Nasdaq stock exchange has offered to pay $40 million to Facebook shareholders who were affected by technical problems during the Facebook IPO launch on May 18.
Some of the investors had planned to sell shares on the issue day but were unable to do so because of technical glitches.

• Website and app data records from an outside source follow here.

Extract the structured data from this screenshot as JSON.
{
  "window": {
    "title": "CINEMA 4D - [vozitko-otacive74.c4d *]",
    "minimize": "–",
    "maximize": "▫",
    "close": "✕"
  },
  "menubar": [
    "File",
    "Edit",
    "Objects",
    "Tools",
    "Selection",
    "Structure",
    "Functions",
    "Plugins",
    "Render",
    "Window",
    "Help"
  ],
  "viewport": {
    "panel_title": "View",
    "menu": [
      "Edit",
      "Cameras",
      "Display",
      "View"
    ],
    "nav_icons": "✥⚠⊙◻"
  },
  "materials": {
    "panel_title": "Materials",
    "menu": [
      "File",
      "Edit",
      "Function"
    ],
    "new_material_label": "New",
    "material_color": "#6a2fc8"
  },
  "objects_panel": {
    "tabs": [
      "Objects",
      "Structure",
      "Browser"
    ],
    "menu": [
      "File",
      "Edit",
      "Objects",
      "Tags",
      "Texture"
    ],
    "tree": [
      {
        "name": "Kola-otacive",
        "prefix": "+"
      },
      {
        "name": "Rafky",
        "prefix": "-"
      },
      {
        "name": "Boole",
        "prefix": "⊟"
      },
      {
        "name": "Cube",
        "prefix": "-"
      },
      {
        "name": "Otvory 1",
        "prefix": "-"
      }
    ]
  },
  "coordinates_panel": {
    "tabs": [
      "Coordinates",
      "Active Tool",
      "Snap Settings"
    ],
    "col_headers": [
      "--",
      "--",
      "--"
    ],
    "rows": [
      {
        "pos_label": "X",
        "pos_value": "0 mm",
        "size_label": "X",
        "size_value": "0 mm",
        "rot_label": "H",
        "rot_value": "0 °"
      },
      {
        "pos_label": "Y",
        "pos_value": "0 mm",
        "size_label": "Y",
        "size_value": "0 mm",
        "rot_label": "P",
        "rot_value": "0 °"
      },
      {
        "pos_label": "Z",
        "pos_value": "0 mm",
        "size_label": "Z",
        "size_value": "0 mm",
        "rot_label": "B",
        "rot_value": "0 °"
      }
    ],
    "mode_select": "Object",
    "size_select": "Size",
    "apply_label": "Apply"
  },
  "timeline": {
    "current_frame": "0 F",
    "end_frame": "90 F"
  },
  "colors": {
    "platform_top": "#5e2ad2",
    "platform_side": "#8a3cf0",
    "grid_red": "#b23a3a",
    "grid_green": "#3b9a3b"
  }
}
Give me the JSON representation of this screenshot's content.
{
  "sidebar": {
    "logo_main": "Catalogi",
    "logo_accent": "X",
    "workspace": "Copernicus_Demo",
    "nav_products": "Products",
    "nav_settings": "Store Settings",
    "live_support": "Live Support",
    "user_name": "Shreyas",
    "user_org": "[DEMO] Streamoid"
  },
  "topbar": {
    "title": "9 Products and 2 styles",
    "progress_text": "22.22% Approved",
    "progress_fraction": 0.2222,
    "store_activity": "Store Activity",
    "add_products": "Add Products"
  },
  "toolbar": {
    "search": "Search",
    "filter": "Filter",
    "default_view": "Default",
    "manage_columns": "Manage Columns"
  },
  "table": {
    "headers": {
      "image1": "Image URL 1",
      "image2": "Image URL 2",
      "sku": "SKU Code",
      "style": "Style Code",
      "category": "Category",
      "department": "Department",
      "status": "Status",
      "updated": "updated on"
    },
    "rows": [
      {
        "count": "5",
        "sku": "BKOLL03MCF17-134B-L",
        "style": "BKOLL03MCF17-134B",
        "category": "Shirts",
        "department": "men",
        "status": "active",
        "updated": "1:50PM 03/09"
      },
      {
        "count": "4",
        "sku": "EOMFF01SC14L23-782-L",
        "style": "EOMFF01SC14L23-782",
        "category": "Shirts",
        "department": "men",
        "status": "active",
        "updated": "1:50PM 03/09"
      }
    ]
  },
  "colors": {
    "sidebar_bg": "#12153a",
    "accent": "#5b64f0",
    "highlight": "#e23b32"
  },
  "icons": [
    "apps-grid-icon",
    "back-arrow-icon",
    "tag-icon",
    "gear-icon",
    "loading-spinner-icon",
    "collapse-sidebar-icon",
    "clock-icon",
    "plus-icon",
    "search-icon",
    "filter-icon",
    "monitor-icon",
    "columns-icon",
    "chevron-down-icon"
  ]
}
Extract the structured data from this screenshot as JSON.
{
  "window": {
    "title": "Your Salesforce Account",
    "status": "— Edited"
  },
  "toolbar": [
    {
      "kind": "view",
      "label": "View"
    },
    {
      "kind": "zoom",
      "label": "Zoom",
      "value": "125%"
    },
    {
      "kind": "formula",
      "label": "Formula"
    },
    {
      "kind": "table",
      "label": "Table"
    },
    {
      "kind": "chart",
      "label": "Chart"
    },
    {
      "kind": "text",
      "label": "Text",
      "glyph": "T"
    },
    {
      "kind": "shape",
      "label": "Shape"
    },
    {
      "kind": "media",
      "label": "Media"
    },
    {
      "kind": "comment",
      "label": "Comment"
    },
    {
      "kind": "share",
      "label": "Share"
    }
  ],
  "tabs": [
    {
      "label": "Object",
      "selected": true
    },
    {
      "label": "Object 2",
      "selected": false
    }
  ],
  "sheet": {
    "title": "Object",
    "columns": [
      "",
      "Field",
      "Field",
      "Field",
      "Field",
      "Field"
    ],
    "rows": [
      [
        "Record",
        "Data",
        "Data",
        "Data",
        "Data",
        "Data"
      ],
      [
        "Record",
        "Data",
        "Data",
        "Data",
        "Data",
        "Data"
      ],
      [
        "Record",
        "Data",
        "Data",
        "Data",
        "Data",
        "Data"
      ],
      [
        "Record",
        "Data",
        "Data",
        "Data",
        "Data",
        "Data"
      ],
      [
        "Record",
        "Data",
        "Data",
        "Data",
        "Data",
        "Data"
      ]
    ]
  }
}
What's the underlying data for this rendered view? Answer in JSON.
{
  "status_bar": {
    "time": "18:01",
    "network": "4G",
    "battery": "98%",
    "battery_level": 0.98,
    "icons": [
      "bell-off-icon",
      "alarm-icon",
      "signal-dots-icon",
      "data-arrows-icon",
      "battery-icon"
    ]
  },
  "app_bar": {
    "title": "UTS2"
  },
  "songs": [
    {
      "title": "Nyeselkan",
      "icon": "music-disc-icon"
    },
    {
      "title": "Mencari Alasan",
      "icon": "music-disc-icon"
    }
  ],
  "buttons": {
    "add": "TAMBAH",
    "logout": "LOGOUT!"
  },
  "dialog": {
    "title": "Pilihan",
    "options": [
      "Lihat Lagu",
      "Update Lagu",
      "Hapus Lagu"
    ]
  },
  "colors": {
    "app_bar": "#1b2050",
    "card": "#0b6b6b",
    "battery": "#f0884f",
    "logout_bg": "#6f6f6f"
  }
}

The start of trading was delayed by half an hour and some investors were unsure if their orders had been processed.
Under Nasdaq’s proposal, which is still subject to approval from the Securities and Exchange Commission, around $13.7 million will be paid in cash to investment firms that file valid claims.
The balance amount will be credited to members to reduce trading costs, said Nasdaq.
Facebook’s shares debuted at $38 per share on May 18, rose sharply in early trading, but ended the day only slightly higher at $38.23.
Nasdaq has said that it will reimburse firms who tried to sell shares at $42 or less, but either couldn’t sell or sold at a lower price than they intended.
All benefits are expected to be given within six months for most firms.
Facebook’s much-hyped IPO has been beset with problems since it launched.
Facebook executives and Morgan Stanley, the lead underwriter in the company’s IPO, were sued by shareholders last month for not revealing Facebook’s weakened growth forecasts ahead of its listing.
The company’s share prices have also dropped drastically since the launch, and are currently trading at around $26 per share.